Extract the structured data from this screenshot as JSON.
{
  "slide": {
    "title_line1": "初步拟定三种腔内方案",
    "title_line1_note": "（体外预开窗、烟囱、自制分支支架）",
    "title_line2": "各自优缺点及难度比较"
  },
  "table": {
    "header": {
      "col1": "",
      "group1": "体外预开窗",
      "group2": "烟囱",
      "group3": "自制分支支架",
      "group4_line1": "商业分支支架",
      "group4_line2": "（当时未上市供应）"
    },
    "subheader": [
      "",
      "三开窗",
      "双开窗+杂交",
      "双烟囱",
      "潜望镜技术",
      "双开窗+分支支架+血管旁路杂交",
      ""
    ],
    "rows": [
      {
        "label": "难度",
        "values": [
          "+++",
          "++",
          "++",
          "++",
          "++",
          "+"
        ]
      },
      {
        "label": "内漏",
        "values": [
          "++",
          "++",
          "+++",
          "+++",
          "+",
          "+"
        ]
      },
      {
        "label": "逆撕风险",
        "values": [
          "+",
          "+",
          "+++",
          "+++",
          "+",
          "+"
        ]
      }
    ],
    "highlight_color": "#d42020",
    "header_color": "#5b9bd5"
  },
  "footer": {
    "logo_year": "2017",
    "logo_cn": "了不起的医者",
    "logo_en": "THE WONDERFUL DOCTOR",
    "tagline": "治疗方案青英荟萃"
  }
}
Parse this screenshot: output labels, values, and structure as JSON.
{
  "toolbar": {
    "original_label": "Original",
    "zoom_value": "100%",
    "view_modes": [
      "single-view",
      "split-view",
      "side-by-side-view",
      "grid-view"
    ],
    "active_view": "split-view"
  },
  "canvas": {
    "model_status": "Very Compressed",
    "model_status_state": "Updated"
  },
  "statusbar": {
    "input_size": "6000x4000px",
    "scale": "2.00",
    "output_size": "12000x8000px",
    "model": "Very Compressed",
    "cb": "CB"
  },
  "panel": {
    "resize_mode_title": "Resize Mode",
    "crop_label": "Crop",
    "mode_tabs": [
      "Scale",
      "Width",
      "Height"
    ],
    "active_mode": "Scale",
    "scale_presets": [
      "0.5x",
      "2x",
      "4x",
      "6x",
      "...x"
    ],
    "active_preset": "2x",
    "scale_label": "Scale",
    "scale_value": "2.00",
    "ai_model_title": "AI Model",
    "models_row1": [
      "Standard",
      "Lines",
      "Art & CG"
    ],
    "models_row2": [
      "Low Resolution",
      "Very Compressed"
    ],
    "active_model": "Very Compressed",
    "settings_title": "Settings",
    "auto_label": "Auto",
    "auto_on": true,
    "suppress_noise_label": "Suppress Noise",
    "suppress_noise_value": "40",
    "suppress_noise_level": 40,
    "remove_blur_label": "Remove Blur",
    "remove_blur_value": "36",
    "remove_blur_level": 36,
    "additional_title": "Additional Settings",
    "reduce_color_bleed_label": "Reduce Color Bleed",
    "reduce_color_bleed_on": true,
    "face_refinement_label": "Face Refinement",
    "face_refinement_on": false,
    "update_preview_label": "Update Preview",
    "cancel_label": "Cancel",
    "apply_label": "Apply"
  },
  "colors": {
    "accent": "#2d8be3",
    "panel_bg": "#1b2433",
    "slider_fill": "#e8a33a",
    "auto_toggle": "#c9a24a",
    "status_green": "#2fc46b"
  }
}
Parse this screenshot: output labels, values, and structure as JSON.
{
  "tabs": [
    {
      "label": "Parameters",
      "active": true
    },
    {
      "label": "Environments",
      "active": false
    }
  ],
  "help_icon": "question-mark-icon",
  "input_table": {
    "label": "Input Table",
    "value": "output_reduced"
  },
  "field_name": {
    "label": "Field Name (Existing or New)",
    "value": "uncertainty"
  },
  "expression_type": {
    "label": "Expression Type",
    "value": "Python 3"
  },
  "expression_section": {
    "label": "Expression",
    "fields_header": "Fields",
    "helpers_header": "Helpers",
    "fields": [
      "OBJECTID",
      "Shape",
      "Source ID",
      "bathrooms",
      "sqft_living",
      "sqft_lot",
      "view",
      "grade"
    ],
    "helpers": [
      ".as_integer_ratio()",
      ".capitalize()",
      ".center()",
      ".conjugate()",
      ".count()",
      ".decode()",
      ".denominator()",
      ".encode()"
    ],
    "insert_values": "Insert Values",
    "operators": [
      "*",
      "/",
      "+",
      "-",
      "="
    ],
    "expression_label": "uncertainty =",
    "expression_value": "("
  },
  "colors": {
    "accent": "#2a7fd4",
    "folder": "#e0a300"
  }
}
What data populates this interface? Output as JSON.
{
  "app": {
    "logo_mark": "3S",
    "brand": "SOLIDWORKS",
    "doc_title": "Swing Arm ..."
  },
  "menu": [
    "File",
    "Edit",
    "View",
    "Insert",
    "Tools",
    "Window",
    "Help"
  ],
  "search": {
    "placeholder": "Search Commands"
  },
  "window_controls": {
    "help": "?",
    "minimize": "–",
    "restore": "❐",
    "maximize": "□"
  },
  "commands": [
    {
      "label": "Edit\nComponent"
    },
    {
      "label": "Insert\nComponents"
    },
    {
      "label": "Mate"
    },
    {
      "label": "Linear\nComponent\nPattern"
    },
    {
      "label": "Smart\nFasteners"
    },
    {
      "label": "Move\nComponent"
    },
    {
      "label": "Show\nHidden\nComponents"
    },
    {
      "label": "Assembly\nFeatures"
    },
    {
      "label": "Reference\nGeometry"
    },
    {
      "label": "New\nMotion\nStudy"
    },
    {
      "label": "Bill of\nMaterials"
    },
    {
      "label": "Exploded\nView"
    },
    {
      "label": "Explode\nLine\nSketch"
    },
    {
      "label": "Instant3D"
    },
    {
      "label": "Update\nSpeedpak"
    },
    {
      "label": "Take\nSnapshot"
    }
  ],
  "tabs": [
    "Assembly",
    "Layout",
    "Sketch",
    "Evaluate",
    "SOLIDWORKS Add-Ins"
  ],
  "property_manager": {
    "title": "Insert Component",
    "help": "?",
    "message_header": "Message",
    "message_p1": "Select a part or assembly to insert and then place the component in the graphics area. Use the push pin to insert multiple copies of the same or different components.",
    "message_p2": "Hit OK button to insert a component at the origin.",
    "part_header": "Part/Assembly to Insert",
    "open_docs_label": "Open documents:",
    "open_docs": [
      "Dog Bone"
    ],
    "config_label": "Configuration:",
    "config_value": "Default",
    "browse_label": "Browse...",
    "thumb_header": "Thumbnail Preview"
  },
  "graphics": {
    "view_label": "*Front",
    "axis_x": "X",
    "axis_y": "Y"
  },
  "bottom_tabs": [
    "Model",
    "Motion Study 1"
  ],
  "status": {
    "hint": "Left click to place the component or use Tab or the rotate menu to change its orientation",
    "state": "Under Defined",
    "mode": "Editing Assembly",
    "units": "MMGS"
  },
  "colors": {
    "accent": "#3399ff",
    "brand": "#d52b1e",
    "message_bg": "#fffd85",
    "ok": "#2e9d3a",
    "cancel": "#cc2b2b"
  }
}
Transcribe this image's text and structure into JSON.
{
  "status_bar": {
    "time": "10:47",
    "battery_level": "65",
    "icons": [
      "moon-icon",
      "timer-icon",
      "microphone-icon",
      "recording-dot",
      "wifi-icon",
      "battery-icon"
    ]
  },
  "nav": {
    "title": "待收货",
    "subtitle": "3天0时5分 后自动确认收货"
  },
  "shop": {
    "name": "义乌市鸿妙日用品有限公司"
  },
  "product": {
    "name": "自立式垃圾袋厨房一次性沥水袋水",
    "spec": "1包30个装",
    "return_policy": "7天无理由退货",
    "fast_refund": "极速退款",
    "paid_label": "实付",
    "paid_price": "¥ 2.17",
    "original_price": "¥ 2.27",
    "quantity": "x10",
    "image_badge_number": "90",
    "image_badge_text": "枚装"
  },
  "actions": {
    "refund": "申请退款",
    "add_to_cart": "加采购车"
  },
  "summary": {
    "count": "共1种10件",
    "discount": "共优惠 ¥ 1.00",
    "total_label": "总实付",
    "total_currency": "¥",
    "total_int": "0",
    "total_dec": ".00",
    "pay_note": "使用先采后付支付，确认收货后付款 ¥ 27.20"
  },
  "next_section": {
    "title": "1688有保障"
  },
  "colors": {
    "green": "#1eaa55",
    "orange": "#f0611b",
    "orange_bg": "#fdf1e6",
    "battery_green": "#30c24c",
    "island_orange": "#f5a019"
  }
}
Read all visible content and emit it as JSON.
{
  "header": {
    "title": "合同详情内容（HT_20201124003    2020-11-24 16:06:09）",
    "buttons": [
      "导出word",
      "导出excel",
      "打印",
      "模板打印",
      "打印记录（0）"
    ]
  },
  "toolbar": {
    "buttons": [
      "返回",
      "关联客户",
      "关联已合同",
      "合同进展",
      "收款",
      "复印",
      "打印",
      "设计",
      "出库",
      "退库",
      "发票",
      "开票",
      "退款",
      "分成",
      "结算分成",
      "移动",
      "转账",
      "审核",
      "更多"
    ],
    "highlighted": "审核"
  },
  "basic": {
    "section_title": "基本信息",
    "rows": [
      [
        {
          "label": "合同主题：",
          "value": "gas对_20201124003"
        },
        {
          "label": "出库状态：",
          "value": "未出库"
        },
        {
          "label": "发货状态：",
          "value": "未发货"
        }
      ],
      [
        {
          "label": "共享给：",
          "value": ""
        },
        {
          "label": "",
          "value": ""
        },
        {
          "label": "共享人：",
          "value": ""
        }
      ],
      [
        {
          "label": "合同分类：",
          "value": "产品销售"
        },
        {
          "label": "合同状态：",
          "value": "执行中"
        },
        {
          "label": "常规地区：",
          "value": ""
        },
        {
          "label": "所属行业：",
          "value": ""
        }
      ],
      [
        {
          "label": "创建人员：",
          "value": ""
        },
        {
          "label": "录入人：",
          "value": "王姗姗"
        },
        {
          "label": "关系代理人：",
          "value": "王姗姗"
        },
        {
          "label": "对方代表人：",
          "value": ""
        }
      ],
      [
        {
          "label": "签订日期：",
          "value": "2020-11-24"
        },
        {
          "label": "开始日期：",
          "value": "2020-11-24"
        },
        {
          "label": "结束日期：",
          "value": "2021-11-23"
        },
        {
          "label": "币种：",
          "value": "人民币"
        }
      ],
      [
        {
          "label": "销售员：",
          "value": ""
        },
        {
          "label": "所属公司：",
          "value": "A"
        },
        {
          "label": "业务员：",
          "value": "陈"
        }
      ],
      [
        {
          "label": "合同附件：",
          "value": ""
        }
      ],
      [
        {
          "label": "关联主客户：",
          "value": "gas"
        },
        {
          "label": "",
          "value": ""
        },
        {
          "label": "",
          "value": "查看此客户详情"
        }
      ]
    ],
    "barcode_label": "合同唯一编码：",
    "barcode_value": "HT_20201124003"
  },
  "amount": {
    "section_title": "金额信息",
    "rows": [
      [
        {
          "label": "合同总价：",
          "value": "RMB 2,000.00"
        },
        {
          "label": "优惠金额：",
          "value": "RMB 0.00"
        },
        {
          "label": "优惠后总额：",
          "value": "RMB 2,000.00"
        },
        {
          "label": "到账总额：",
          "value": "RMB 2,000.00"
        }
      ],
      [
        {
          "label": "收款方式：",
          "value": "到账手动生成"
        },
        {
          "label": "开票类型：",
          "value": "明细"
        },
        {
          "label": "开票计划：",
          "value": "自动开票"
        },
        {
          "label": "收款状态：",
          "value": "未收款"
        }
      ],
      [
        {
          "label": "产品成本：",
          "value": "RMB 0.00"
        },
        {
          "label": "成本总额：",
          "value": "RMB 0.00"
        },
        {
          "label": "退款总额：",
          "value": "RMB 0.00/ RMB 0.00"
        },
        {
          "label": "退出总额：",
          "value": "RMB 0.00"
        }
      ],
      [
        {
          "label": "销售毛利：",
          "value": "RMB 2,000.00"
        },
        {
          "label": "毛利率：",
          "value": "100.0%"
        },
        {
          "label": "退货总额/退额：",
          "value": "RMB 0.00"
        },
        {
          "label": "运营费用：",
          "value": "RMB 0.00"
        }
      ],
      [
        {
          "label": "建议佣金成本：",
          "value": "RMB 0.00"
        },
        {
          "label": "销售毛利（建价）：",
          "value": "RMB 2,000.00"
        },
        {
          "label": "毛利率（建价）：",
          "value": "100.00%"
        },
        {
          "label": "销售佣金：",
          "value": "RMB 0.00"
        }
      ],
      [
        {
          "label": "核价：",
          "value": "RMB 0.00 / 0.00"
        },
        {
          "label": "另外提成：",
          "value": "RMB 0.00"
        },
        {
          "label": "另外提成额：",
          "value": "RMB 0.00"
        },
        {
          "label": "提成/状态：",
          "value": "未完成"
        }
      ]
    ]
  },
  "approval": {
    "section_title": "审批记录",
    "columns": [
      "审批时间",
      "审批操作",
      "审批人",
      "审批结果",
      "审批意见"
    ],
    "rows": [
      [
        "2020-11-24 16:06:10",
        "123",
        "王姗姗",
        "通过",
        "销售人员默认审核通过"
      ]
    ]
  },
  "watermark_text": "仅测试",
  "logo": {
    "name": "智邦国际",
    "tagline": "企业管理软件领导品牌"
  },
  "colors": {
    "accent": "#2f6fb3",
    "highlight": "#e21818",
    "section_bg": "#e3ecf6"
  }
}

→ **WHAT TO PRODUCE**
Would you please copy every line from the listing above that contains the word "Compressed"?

→ **ANSWER**
    "model_status": "Very Compressed",
    "model": "Very Compressed",
      "Very Compressed"
    "active_model": "Very Compressed",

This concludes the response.